Yesterday we covered the outbreak of severe convective weather, thunderstorms, large hail and flooding across a swathe of southeast Australia and already the industry insured losses from these storms has been estimated at A$320 million.
The Insurance Council of Australia (ICA) responded quickly with data collection from these storms having declared a catastrophe event.
In a sign of just how quickly losses could rise for this storm even, the organisation quickly reported 19,500 claims filed and an estimated insurance market loss of A$95 million.
Just four hours later the ICA provided an update, lifting the number of insurance claims filed to 29,000 and the insurance and perhaps reinsurance market loss to A$320 million (around US$220m).
So far, 56% of the insurance claims filed from the major hail storm event are in the Australian Capital Territory, 34% in Victoria and 10% in New South Wales.
The overall claims figure is expected to soar, as it is only a day since the storms were continuing to impact the region.
The ICA said that “thousands more claims are expected” from the severe weather event, with hail seemingly the driver of a significant number of the claims.
As ever with a large hail event, it’s likely that claims are emanating from auto and property lines of business.
Both Melbourne and Canberra were hammered by the hail storms, as well as parts of Sydney and up the coast towards Brisbane.
Large hail appears to have been the main source of damage, as giant hail stones of up to 5cm (2 inches) or more in diameter hit the areas.
Damaging thunderstorms were seen across a wide swathe of the southeastern coastal region of Australia, with hail damage expected to be severe, particularly in Canberra where many vehicles have been hit and buildings impacted.
Flooding was also a factor, due to heavy rainfall, with a months worth of rainfall experienced in just a day or so in some areas.
It remains very early to speculate over the potential industry impacts of these convective storms and large hail. But the losses will further pressure insurers after the ongoing bushfires and could lead to more leaking of claims into the global reinsurance market.

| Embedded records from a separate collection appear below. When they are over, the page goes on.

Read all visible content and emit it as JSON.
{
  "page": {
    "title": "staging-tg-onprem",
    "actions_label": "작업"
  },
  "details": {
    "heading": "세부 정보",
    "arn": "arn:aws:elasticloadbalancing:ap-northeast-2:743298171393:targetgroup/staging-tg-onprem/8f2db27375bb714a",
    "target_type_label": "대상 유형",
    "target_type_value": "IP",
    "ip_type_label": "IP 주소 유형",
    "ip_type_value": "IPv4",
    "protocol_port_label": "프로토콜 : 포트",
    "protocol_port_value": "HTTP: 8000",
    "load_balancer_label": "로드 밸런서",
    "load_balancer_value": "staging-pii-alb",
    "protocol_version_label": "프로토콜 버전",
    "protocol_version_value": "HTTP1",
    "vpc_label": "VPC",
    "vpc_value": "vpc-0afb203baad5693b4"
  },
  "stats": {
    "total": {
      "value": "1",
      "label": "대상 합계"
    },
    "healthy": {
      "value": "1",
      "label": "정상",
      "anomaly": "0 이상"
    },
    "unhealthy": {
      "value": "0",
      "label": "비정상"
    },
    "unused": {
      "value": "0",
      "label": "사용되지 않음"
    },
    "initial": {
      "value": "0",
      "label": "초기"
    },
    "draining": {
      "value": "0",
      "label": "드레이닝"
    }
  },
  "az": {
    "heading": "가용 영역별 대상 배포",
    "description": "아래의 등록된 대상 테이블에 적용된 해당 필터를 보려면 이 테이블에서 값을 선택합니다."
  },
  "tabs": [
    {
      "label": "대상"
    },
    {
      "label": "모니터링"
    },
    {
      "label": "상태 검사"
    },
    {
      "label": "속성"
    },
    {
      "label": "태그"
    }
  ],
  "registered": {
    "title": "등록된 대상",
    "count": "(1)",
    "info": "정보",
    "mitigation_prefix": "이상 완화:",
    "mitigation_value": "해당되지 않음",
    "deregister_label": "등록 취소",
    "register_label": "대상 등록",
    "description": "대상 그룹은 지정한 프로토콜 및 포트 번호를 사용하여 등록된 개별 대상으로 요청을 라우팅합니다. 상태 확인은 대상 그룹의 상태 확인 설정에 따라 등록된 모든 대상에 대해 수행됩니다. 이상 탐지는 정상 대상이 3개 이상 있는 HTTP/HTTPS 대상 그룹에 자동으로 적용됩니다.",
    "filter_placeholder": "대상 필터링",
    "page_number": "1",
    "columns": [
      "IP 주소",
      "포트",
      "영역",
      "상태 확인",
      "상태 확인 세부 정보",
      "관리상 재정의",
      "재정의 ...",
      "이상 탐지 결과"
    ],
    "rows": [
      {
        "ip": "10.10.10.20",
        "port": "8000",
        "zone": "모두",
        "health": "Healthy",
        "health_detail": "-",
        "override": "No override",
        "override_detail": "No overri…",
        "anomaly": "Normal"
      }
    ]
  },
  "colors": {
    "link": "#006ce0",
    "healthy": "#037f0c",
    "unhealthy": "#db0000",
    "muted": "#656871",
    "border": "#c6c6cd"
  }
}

Insurers are already tapping their aggregate reinsurance protection for the bushfire losses. The impacts of these severe storms and large hail could now surpass their set per-event retention levels, driving further reinsurance recoveries.
In addition, large insurers in Australia have been sharing some of their recent catastrophe losses through quota share reinsurance arrangements, which is likely to continue as these hail and storm impact look set to be significant.